» **REQUIREMENT**:
Look for the word "spectrum" in the material below, then report each line where it occurs.

::::::::::

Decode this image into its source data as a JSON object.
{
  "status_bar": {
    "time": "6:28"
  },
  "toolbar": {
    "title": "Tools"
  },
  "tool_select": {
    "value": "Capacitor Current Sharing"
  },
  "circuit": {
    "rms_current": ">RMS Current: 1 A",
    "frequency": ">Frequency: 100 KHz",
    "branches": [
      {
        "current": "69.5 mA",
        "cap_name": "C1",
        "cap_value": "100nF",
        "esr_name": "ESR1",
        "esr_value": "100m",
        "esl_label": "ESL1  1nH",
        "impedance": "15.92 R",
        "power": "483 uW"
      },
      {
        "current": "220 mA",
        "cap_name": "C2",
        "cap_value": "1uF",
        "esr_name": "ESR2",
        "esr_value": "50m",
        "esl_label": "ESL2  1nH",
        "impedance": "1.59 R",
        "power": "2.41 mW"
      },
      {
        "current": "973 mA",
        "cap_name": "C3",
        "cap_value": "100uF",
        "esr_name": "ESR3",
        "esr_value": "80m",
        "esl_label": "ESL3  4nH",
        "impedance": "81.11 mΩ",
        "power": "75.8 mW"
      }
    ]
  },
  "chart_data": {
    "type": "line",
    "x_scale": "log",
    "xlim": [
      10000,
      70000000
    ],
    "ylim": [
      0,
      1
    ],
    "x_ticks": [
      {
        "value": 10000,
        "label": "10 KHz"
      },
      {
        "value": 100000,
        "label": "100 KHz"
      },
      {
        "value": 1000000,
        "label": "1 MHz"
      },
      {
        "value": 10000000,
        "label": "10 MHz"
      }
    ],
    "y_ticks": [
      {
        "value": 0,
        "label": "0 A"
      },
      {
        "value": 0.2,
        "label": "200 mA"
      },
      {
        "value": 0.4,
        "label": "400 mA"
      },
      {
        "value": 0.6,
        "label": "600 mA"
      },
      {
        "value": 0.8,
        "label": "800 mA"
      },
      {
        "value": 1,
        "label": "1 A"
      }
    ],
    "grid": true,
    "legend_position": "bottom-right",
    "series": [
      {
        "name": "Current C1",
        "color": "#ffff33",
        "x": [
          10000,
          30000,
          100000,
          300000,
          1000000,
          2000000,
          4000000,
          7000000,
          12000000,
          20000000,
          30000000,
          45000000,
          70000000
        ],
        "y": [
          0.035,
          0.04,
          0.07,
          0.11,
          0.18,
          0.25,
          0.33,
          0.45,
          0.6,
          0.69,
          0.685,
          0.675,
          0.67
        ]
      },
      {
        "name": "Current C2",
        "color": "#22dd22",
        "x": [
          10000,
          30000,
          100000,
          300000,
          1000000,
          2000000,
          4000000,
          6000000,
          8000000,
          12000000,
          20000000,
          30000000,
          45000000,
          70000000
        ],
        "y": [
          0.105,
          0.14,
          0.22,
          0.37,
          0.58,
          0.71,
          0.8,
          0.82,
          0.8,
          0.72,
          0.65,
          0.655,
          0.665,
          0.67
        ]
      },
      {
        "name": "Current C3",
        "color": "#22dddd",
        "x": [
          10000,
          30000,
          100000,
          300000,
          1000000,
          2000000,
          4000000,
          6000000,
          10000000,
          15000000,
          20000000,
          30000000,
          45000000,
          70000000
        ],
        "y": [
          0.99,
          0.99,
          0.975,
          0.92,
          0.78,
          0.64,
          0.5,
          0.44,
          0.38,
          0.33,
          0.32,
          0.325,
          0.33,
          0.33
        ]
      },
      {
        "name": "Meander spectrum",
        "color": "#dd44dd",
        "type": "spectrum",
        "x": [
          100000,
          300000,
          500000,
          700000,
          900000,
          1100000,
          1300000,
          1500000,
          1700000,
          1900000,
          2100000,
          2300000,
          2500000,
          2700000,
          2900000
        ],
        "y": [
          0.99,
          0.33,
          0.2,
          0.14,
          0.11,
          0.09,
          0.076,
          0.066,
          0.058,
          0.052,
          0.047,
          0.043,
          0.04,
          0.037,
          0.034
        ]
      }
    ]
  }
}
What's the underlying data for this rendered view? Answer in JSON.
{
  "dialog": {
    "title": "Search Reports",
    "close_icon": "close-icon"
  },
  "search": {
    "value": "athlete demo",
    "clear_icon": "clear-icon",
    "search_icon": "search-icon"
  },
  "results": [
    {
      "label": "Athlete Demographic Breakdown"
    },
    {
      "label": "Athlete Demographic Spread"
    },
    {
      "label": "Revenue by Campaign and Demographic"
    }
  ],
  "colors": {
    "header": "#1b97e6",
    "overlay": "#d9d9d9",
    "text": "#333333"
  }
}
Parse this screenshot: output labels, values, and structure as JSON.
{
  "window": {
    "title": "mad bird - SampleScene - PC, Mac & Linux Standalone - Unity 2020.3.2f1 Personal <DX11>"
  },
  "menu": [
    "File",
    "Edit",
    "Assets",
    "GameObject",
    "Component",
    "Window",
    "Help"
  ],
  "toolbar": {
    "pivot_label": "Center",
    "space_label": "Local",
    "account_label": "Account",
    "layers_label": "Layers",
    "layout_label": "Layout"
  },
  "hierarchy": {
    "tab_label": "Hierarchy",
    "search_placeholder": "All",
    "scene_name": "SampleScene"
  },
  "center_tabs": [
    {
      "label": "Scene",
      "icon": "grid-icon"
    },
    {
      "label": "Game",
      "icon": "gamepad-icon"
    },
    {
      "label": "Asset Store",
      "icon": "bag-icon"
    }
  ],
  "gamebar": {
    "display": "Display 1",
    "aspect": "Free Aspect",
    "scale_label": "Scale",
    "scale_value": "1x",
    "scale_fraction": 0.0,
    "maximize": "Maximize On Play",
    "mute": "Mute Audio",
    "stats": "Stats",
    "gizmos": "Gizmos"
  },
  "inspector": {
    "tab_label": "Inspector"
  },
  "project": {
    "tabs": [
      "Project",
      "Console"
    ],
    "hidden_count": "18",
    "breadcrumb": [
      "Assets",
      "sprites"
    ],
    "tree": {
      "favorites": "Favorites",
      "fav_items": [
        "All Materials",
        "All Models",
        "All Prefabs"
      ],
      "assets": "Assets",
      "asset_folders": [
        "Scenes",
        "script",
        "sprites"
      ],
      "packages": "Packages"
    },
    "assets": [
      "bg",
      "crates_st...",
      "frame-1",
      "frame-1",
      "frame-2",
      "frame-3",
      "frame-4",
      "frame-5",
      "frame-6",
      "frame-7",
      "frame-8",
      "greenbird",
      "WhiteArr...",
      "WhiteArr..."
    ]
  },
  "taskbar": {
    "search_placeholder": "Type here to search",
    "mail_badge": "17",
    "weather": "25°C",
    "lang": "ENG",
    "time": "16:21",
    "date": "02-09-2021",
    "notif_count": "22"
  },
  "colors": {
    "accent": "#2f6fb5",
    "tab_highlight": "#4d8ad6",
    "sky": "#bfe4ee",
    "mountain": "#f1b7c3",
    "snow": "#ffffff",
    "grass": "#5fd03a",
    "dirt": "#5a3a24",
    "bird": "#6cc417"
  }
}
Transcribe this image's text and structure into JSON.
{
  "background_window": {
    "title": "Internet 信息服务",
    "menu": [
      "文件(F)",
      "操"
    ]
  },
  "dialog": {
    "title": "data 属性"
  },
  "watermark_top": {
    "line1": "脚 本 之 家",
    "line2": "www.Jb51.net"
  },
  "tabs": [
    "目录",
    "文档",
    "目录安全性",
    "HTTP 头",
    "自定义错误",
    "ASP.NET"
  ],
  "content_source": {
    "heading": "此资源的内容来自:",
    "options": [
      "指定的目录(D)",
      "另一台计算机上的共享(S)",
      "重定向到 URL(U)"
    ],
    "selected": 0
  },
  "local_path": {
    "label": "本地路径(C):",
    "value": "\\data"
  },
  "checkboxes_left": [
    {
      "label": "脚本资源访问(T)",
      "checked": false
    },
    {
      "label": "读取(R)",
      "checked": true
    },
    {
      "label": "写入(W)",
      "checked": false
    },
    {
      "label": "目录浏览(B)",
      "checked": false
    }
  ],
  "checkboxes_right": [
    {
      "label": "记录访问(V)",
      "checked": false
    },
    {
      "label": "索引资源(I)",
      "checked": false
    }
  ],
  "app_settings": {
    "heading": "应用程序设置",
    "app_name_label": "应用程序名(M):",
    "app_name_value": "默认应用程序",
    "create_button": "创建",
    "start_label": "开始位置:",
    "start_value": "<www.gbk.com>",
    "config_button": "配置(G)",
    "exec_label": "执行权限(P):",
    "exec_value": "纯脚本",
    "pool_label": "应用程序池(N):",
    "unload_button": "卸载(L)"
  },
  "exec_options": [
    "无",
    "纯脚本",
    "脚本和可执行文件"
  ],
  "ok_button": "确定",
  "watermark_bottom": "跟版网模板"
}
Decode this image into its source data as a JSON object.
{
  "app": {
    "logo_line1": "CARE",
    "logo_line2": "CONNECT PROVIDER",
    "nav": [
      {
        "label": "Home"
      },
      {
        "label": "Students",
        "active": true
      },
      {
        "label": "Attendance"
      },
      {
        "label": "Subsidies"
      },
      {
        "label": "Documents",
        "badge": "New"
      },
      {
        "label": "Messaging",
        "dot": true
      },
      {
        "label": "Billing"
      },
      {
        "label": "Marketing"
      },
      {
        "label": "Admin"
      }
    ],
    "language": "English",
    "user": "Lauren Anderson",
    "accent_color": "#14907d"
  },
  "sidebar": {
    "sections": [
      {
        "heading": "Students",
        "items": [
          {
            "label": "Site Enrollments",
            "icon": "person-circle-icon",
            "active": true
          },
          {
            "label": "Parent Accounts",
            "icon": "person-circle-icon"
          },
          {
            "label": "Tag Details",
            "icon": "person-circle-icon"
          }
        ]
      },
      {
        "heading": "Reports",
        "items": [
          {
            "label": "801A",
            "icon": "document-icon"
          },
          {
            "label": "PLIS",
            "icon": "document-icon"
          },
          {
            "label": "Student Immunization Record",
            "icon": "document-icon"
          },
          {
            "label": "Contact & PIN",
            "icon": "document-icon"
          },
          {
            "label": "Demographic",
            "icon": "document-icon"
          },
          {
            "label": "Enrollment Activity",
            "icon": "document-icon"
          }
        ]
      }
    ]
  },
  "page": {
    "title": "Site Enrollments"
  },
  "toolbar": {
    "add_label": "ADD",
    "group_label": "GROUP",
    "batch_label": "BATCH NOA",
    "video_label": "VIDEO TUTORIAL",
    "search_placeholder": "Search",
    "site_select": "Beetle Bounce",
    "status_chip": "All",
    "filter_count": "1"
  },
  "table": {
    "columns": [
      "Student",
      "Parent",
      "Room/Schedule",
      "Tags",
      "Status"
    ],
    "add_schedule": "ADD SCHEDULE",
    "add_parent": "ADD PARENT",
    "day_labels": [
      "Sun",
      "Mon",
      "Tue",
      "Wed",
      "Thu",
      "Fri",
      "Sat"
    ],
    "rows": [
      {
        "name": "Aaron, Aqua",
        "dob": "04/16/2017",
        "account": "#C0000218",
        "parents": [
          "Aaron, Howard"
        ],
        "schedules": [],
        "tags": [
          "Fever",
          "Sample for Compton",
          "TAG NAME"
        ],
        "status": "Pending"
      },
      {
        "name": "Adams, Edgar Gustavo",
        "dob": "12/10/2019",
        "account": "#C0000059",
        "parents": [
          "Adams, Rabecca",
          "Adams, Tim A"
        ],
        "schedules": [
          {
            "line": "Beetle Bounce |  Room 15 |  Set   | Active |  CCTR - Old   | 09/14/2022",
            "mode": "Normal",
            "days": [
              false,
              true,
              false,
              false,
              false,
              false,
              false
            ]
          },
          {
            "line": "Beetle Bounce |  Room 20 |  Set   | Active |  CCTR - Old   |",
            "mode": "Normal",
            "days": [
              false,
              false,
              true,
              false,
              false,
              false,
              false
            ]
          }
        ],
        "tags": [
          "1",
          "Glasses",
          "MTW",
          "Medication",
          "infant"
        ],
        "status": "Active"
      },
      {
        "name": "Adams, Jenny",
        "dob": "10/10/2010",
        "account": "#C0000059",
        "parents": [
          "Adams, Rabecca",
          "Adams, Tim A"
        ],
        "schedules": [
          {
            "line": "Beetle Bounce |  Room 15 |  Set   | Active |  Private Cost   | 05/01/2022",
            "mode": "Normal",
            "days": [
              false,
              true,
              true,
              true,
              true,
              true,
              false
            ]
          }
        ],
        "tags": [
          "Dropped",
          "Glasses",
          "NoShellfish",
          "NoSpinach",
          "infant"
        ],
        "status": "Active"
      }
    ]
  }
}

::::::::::

» **OUTPUT OF THE TASK**:
        "name": "Meander spectrum",
        "type": "spectrum",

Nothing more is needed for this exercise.